Casey Anthony appears to be “a horrible person,” juror says

A group of 12 people acquitted Casey Anthony of murdering her 2-year-old daughter Caylee.

The man told People that they knew their decision would be controversial but the public outrage that followed took them by surprise.

Following the verdict, the jurors have received death threats, they have been barred from restaurants, shunned by family. One of them even fled Florida , for fear of the backlash.

“We tried very hard to separate our emotions from the evidence,” the juror tells People. “Generally, none of us liked Casey Anthony at all. She seems like a horrible person. But the prosecutors did not give us enough evidence to convict. They gave us a lot of stuff that makes us think that she probably did something wrong, but not beyond a reasonable doubt.”

“I live in fear that someone will find me. I Google my name every day to see if anyone has figured out who I am. The few people that do know haven’t said anything, but one of my friends told me that his wife forbid him to talk to me. My own sister cussed me out. It has ruined my life.”

The man also talked about the deliberation process.

“We took a vote on the [four] charges of lying to police,” the juror says. “And it came back 12-0 to convict. That didn’t take long at all.”

“We did our first vote and it came out half to acquit, half to convict,” he recounts. “And we talked about it for a while, going through the evidence. I’d say that some people got intense, but there were no personal attacks, no real yelling. And we talked for a while, then it was 11-1 to acquit. And the guy who didn’t want to acquit basically looked at us and said, ‘O.K., whatever you all want.’ He knew he wasn’t going to convince us.”

“And then we sat there for a few minutes and were like, ‘Holy crap, we are letting her go free,'” he continues. “Everyone was just stunned at what we were about to do. [One of the women jurors] asked me, ‘Are you okay with this?’ and I said, ‘Hell, no. But what else can we do? We promised to follow the law.’ ”

Asked whether he would change his vote now, the juror responded: “I’ve learned a lot more about the case by reading the documents.”

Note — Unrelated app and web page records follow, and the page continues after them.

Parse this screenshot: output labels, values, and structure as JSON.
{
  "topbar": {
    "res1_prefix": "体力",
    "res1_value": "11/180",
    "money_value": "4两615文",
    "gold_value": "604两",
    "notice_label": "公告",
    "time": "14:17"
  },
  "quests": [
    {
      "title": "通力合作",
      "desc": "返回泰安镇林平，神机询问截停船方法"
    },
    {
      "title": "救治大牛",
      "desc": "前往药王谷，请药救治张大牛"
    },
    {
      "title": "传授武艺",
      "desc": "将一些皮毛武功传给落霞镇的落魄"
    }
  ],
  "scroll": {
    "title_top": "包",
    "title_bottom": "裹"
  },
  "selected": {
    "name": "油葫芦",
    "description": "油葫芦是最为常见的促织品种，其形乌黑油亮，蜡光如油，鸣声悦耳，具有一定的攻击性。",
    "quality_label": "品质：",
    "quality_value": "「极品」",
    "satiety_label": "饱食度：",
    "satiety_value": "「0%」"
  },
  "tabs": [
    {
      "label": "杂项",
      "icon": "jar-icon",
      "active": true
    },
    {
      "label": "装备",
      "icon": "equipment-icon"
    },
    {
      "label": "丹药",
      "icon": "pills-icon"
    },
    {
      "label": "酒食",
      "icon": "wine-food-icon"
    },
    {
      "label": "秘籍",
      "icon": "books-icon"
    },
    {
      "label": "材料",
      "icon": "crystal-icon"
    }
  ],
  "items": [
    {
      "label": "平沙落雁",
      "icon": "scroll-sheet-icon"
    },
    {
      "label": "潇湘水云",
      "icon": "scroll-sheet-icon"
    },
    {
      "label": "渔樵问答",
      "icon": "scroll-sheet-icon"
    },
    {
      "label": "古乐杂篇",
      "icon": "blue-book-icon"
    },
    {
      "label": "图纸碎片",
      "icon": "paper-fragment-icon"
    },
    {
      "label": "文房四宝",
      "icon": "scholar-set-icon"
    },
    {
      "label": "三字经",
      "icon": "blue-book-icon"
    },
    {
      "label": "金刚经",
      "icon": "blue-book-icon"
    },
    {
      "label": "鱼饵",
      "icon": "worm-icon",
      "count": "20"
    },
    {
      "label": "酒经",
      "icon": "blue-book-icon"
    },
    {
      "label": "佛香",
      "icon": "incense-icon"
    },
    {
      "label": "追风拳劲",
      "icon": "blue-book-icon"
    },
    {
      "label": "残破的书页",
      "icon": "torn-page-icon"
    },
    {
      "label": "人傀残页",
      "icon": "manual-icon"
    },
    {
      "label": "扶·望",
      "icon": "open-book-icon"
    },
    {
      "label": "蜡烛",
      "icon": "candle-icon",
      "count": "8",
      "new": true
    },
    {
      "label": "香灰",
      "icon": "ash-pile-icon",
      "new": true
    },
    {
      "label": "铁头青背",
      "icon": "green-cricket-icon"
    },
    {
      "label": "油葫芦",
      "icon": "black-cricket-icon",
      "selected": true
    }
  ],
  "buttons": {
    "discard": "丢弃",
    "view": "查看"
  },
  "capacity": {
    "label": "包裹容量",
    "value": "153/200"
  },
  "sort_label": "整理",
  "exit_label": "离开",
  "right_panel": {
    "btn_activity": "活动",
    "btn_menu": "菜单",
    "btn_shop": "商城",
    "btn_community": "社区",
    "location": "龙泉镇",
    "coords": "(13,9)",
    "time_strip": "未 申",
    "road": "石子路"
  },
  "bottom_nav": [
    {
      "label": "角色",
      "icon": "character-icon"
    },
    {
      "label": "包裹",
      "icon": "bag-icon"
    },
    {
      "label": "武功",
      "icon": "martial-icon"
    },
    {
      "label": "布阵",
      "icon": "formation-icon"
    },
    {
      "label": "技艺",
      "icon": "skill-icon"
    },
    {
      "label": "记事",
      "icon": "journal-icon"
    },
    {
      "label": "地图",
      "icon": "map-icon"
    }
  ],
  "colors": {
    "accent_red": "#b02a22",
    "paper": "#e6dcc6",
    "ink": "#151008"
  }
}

“But when we were sequestered, we could only go by what the prosecution and defense gave us. If I had to vote now, I’d probably vote for manslaughter. But we didn’t get the evidence to support it before. I know people are mad at us, but we did our jobs, and I think we did them to the very best of our abilities.